“everyone involved with Medicare competitive bidding except CMS realizes this is a disaster waiting to happen”
Editor’s Note: The following article discusses some of the fatal flaws in CMS’ DME bidding program.
From: The Heartlander
Controversial Seven-State Medicare Bidding Program Set to Expand
by Kenneth Artz
A year after a controversial new procurement system was introduced, many Medicare beneficiaries are facing difficulties or delays as providers are squeezed by dramatically lower prices on lifesaving durable medical equipment and services.
From: Home Care Magazine
An article published March 19 in HomeCare Monday and entitled “CMS issues final rule revising DMEPOS supplier safeguards” used unclear language in stating licensing requirements for providers subcontracting through the Competitive Bidding Program. The article should have stated that the rule requires that suppliers who are awarded competitive bidding contracts must have all appropriate state licenses AND may use licensed subcontractors. An earlier version of the rule said that primary contractors were required to be licensed OR may use a licensed subcontractor. The rule clarifies that both parties must hold appropriate licenses. The article failed to state that clearly. The text of the rule is available in the Federal Register.
From: Home Care Magazine
by Larry Anderson

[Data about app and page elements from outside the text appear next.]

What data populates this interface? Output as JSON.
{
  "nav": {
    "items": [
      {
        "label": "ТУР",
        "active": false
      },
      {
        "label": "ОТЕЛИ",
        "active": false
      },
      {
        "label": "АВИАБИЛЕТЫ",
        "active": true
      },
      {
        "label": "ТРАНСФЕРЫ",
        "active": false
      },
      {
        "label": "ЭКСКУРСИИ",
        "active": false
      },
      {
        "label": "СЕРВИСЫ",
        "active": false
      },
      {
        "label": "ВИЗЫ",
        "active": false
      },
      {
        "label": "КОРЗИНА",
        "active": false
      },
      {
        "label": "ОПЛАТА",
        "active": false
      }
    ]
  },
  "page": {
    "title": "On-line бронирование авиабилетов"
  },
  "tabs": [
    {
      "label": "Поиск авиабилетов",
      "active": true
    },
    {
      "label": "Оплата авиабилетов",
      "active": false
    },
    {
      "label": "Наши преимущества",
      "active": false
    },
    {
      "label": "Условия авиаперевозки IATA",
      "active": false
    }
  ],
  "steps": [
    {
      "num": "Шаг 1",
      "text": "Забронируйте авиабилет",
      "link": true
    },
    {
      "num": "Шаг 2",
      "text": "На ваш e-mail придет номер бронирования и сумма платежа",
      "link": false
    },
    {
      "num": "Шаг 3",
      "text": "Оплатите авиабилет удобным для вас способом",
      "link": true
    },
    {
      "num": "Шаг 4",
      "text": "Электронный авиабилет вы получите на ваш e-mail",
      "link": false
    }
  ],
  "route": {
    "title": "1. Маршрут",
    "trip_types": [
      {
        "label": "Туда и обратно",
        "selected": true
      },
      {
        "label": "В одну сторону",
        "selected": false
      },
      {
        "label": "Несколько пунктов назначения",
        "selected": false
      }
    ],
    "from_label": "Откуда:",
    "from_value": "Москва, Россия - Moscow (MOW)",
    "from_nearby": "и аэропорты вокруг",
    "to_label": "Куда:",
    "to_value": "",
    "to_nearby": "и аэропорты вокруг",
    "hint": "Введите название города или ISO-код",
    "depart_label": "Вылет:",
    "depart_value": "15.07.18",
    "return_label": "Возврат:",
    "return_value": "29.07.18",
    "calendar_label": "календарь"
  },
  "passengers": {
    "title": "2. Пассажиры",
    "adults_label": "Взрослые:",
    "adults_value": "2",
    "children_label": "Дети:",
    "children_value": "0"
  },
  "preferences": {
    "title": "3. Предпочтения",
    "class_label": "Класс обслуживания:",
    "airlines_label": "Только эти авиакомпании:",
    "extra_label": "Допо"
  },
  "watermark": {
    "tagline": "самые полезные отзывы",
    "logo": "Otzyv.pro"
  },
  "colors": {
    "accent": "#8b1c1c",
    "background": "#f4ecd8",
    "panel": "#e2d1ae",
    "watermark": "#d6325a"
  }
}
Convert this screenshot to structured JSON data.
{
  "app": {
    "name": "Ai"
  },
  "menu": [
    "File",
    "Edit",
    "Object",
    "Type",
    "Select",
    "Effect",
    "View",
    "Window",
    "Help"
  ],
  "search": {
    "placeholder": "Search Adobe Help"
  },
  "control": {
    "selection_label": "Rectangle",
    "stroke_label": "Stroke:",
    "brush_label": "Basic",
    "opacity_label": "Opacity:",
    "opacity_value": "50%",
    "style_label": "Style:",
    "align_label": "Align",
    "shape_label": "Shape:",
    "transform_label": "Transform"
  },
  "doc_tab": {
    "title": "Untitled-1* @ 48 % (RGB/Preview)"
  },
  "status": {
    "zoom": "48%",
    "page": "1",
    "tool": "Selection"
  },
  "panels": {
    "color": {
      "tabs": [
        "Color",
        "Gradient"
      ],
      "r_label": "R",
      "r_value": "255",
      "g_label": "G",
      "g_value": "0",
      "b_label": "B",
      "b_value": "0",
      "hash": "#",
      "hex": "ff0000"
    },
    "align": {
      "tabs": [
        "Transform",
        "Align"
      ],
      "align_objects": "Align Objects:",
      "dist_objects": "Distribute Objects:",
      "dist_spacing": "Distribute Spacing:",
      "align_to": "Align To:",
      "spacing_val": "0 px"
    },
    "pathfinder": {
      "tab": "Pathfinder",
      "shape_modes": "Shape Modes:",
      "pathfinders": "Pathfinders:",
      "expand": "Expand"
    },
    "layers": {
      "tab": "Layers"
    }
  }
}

People who use oxygen can still travel the world, even by cruise ship. Just ask anyone who has been on a Sea Puffers Cruise, which caters to people who use oxygen.
Alaska is a popular destination for the Sea Puffers, as is the southern Caribbean. There have also been trips to Russia, the “Mexican Riviera,” Greece, Italy and the western Mediterranean.
The Center for American Progress (CAP) has embraced a Medicare competitive bidding program that was castigated by over two-hundred academicians, including several Nobel laureates, as “the antithesis of science” which “contradicts all that is known about proper market design.”
The 244 signatories to the letter to President Obama warned that the “problems with the CMS auction grow worse upon closer inspection” and that the “complete lack of transparency is inappropriate for a government auction.”
On Wednesday March 14th, CMS will publish a Final Rule (attached below) in the Federal Rule regarding Supplier Safeguards.
This final rule removes the definition of “direct solicitation” and allows DMEPOS suppliers, including DMEPOS competitive bidding program contract suppliers, to contract with licensed agents to provide DMEPOS supplies, unless prohibited by State law. It also removes the requirement for compliance with local zoning laws and modifies certain State licensure requirement exceptions.
Beneficiaries Cite Flaws in Medicare Bidding Program that Restrict Access to Medical Equipment and Services, Says American Association for Homecare
WASHINGTON, March 8, 2012 /PRNewswire via COMTEX/ — Many Medicare beneficiaries face obstacles that either delay or prevent them from obtaining critical durable medical equipment and services (DME) in nine regions of the country where a controversial procurement system was implemented a year ago, according to data collected by the American Association for Homecare (AAHomecare).
Medicare beneficiaries submitted comments to AAHomecare sharply contradicting assurances by the Centers for Medicare and Medicaid Services (CMS) that the well-being of Medicare patients wasn’t compromised by the competitive bidding system.
Editor’s Note: The OIG communication to CMS is attached below.
From: Inside Health Policy
CMS recently told the HHS Office of Inspector General it will issue a proposed rule by September laying out alternative sanctions that stop short of terminating home care organizations from Medicare when they fail to meet conditions of participation, but the OIG does not appear to be convinced. The OIG sent a sternly worded memo to CMS March 2 calling for prompt action on a 20-year-old congressional mandate that such regulatory steps be taken. One issue that CMS and stakeholders appear to be struggling with is how to deal with home care organizations that miss deadlines for submitting OASIS data, because currently the only option is to either do nothing or kick them out of Medicare.
From Home Care Magazine
Senate staff members are scheduled for an update next week on Medicare’s controversial Competitive Bidding Program.
Officials from the Centers for Medicare & Medicaid Services will brief U.S. Senate staffers on Rounds 1 and 2 of the program at 2 p.m., Wednesday, March 14, in the Dirksen Senate Office Building, Room SD-430.
The American Association for Homecare is urging HME providers to alert their senators about the importance of this briefing.
From: Home Care Magazine
A Kaiser Family Foundation poll released last week found that a strong majority of Americans want the traditional Medicare program to stay “as it is today.”
According to the poll, 70 percent of respondents—including 53 percent of Republicans—said Medicare should continue guaranteeing senior citizens health insurance and providing a defined set of benefits.
Recent proposals by Republicans would convert Medicare from a program that provides a set of benefits to one that would give beneficiaries a set amount of money to buy either a private health plan or traditional fee-for-service Medicare.